• **Task prompt**:
Go through the listing and return every line with "screenshot" in it.

• **Data supplied**:
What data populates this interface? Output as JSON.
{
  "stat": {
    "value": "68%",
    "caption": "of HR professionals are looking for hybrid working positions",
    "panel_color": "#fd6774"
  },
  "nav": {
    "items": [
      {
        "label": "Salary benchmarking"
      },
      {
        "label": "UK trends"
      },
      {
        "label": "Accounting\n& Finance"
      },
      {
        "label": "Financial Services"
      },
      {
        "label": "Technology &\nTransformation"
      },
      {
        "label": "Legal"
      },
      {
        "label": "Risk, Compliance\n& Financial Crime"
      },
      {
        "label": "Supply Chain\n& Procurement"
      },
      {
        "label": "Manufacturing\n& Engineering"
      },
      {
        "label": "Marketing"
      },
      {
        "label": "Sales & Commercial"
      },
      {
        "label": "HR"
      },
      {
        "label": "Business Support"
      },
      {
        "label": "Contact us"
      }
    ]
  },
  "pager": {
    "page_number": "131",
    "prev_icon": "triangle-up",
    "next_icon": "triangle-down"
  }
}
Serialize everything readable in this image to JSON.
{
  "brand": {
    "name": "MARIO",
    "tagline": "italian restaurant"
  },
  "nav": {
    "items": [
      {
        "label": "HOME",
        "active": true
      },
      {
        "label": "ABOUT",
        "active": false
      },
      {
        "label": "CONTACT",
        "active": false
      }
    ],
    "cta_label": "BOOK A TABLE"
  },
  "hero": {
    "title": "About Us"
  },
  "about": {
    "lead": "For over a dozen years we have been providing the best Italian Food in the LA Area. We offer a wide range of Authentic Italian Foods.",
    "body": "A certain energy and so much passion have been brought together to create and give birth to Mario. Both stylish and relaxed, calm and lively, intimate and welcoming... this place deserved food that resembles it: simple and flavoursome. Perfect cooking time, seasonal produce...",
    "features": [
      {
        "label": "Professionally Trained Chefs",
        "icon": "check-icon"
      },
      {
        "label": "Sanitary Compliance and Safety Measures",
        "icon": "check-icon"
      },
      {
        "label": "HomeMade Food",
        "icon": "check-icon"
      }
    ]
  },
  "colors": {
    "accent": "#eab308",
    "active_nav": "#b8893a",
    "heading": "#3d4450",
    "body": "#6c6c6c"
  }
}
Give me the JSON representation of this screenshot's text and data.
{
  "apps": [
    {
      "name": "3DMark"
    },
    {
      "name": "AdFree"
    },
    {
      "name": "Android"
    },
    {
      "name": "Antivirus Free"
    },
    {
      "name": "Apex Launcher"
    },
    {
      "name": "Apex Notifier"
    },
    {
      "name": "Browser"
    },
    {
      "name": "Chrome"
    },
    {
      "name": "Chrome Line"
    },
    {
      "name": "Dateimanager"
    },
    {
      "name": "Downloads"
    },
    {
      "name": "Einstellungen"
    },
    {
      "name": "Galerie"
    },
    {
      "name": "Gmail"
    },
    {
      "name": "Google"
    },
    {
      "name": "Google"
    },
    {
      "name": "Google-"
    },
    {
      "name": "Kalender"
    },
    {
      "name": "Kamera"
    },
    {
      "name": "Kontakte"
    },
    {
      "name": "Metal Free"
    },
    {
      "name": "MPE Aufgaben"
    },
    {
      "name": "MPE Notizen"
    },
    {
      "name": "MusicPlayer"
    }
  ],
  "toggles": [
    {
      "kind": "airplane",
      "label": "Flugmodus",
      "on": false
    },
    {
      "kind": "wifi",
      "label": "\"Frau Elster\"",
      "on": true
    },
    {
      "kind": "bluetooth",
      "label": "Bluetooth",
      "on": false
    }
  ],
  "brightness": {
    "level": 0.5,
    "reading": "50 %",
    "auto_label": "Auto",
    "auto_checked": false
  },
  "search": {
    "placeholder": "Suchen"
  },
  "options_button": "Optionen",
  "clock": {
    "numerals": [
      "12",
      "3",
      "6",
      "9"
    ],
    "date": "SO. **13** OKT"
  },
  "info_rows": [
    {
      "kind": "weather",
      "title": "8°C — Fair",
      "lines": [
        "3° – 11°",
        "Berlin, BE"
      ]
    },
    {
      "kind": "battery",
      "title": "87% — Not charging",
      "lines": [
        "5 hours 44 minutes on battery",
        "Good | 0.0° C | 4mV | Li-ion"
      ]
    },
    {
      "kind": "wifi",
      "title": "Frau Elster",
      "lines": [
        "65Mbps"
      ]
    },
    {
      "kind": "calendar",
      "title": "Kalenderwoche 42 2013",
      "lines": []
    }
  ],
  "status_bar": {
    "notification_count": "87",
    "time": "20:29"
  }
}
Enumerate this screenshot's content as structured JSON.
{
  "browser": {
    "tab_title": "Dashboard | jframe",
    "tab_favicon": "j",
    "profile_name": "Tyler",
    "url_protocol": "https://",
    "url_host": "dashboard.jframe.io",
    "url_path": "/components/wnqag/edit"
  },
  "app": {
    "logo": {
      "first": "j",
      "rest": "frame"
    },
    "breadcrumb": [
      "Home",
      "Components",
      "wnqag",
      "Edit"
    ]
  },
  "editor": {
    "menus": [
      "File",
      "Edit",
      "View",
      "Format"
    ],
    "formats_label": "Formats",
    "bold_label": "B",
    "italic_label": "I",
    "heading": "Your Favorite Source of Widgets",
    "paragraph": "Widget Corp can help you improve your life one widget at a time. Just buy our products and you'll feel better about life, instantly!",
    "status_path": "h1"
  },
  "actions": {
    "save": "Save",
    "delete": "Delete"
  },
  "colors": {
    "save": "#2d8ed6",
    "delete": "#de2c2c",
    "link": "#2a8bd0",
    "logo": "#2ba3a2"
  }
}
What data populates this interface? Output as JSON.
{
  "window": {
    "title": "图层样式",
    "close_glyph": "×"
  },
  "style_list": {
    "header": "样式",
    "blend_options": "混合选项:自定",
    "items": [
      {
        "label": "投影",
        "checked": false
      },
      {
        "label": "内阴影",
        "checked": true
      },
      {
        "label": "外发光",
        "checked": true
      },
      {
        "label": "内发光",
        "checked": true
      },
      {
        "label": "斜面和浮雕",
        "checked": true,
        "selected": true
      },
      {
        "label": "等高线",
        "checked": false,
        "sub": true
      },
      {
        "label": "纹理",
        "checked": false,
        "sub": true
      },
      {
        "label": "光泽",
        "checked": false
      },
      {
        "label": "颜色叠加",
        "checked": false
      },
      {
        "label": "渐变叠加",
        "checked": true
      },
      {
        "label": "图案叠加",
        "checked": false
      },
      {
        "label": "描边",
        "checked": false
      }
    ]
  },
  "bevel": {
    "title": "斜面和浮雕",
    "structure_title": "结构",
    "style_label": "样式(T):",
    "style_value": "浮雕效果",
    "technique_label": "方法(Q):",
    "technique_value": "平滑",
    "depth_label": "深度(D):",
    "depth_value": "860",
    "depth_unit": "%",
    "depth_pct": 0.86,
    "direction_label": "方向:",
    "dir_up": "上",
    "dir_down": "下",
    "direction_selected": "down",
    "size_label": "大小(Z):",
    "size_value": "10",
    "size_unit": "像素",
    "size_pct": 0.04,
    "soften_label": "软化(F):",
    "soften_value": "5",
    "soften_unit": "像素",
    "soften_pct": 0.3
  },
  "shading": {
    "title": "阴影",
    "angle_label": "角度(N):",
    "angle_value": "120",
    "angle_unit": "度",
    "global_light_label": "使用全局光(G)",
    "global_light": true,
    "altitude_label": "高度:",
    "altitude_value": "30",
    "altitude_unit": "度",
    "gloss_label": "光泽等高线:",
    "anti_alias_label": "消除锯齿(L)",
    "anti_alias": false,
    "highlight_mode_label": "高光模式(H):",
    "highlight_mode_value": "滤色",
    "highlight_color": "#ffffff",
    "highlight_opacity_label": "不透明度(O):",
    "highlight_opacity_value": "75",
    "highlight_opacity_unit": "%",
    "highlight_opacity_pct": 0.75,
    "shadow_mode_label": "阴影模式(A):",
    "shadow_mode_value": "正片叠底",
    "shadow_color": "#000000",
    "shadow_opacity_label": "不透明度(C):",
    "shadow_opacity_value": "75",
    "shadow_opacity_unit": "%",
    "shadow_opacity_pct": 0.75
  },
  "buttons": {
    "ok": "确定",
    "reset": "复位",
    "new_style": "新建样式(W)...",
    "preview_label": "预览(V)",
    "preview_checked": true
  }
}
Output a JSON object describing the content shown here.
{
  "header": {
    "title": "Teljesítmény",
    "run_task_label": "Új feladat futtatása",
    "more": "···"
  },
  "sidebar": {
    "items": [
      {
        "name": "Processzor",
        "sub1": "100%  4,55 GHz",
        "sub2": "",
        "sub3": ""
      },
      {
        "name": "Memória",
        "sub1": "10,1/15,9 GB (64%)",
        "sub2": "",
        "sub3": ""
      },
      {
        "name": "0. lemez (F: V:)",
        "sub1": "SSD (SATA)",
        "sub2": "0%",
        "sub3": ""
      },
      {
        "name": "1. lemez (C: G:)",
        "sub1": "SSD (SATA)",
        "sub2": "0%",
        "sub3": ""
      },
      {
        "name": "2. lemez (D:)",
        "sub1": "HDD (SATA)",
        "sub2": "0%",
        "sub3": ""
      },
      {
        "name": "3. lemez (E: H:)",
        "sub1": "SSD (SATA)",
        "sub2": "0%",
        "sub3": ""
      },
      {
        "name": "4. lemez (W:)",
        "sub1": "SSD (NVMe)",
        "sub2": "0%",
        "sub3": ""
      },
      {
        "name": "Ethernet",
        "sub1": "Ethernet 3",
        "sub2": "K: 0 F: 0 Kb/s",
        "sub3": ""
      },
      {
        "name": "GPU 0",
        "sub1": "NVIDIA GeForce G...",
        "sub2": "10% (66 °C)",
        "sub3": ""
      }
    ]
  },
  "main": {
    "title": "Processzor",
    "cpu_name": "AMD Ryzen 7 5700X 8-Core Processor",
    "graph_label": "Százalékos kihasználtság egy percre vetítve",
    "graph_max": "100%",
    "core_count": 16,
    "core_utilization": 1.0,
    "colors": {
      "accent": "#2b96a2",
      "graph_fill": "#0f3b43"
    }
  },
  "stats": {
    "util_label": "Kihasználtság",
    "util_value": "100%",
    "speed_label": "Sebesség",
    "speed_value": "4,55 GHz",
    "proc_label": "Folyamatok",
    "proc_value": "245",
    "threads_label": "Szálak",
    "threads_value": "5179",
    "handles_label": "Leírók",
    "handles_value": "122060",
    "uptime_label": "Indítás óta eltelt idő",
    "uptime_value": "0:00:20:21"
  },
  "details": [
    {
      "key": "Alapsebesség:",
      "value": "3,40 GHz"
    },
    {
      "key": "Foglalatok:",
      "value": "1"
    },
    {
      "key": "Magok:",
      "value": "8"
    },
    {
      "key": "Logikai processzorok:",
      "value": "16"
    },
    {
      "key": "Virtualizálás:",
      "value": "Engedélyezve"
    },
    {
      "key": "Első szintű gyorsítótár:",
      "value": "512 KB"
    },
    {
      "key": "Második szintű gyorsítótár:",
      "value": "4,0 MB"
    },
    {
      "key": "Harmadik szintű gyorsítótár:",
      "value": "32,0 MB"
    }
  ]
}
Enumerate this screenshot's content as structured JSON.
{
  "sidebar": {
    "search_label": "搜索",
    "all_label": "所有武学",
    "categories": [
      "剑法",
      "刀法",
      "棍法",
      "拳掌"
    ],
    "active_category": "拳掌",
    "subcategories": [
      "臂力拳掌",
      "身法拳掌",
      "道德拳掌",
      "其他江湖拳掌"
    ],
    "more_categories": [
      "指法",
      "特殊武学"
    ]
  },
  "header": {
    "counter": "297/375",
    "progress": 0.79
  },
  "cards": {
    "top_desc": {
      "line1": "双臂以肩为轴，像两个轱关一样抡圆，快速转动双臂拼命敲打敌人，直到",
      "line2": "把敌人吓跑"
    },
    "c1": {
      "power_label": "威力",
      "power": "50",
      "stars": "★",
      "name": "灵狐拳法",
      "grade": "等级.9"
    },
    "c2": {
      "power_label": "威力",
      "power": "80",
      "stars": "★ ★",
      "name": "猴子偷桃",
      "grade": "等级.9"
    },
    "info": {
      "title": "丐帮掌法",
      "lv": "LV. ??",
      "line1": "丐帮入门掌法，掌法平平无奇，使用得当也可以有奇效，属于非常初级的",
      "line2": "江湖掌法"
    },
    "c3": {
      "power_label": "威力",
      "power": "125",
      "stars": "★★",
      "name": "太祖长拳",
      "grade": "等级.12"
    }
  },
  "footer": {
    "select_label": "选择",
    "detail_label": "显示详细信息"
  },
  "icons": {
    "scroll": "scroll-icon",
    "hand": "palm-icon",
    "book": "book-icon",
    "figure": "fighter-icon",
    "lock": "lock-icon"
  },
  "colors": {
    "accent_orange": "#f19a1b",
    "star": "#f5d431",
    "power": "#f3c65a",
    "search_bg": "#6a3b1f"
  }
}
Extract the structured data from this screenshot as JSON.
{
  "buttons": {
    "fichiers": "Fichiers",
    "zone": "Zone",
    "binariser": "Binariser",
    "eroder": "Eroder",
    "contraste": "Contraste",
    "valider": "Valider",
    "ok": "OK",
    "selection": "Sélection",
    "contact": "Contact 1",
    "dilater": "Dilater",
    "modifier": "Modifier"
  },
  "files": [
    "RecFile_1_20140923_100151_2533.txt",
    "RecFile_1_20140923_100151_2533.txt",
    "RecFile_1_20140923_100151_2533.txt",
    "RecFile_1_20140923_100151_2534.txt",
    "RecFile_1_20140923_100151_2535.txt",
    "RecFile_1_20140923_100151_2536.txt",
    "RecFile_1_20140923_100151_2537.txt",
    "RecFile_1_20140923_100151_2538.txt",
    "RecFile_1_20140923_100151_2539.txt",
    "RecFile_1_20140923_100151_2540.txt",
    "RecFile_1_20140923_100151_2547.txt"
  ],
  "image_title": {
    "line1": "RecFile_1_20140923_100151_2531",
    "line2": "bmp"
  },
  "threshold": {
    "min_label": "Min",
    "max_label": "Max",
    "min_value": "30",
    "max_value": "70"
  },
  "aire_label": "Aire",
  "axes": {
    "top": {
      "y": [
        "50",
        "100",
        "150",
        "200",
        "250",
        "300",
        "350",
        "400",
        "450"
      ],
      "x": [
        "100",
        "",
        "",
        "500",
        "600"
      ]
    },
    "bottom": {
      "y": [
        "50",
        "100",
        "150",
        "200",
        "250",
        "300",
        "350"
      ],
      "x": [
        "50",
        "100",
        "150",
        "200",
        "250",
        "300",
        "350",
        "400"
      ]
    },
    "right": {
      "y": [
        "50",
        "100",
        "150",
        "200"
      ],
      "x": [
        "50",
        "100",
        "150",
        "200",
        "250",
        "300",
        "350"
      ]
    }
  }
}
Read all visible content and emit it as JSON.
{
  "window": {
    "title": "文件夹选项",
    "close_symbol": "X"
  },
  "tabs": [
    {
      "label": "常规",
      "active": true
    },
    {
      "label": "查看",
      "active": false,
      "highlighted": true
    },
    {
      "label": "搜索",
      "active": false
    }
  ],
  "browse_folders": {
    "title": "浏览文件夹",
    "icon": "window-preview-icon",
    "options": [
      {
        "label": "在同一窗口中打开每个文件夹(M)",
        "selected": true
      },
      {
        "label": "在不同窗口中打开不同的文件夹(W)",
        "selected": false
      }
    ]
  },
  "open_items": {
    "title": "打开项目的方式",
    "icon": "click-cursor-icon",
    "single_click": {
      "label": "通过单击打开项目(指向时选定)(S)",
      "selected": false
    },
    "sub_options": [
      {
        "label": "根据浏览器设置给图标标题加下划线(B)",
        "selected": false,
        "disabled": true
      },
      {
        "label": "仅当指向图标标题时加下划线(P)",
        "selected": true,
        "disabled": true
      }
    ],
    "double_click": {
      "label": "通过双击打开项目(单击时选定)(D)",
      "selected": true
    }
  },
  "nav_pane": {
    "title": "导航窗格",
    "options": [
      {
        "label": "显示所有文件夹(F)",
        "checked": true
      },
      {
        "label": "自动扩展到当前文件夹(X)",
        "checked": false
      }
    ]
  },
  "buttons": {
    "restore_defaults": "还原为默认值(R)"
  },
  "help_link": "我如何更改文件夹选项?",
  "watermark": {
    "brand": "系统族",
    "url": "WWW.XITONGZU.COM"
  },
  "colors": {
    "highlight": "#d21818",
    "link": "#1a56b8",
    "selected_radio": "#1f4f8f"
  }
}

• **Answer to this problem**:
Give me the JSON representation of this screenshot's text and data.
Enumerate this screenshot's content as structured JSON.
Enumerate this screenshot's content as structured JSON.
Extract the structured data from this screenshot as JSON.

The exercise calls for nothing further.